#### [WHAT THE TASK REQUIRES]
Which lines below mention "category"? Pick each one out.

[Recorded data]
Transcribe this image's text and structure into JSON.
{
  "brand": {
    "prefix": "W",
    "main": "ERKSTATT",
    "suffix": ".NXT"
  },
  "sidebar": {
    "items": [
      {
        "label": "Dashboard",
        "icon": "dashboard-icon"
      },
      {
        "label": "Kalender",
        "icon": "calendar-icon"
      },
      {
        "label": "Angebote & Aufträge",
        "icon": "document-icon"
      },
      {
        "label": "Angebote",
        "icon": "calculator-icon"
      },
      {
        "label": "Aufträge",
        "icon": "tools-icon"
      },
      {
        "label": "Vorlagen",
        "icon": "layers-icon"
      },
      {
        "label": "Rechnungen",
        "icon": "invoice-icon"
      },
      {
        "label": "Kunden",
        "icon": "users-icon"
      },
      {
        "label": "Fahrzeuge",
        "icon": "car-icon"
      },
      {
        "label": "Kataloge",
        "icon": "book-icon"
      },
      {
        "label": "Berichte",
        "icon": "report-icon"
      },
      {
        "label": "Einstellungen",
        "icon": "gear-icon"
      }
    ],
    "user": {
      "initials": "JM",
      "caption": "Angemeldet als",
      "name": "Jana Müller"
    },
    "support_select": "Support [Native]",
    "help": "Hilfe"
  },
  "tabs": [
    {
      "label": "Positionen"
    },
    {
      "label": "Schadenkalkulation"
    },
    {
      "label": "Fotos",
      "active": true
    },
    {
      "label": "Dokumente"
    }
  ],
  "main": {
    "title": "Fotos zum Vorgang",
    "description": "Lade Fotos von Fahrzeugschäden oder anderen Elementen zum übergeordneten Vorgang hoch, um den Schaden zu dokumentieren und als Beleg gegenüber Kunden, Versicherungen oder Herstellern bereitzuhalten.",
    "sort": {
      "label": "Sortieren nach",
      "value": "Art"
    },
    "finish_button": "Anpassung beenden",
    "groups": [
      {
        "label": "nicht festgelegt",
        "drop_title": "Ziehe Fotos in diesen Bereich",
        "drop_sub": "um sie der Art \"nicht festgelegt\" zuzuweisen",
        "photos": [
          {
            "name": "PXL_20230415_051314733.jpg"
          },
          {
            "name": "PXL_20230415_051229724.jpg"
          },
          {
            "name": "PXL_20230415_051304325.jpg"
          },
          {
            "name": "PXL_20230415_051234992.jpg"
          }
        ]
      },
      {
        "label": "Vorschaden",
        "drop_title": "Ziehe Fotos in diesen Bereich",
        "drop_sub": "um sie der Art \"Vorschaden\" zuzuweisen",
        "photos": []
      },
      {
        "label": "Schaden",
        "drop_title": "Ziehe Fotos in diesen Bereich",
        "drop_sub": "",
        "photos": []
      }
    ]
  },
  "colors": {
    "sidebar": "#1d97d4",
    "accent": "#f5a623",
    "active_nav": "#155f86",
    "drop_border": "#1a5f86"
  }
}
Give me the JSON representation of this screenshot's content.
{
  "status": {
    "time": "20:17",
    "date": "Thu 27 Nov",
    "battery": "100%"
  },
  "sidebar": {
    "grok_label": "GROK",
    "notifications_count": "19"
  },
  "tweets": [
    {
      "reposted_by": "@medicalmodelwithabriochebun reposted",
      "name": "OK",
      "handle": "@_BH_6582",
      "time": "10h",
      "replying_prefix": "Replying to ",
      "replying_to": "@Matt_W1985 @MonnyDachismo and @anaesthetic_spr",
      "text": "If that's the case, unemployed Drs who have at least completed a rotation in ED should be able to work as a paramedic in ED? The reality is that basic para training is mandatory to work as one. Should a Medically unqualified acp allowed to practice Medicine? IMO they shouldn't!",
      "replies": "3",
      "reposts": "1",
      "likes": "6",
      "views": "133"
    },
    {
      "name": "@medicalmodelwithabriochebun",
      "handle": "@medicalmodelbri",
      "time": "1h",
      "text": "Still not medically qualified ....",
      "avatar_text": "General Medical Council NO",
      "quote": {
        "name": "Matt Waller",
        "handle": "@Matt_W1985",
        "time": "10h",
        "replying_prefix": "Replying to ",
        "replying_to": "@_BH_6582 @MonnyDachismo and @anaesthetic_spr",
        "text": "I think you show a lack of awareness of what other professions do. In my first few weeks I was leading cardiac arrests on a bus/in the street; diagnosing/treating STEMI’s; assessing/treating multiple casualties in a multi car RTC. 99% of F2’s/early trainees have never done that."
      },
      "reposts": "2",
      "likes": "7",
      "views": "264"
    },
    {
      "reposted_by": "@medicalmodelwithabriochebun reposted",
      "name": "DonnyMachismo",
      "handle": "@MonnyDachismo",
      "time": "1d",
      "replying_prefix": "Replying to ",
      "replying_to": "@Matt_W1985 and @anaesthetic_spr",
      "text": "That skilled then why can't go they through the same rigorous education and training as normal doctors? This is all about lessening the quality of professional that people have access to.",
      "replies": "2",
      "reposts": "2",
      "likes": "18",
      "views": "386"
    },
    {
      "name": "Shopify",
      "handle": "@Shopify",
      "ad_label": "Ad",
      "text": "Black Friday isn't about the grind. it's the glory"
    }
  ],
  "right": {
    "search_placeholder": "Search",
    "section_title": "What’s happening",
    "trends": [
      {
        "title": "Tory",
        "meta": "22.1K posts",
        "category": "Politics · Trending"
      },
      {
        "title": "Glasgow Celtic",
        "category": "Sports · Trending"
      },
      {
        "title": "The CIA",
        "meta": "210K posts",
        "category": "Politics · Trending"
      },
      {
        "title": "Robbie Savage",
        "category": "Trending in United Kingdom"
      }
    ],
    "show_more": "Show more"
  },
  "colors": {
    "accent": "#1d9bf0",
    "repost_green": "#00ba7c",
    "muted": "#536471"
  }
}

#### [EXERCISE RESPONSE]
        "category": "Politics · Trending"
        "category": "Sports · Trending"
        "category": "Politics · Trending"
        "category": "Trending in United Kingdom"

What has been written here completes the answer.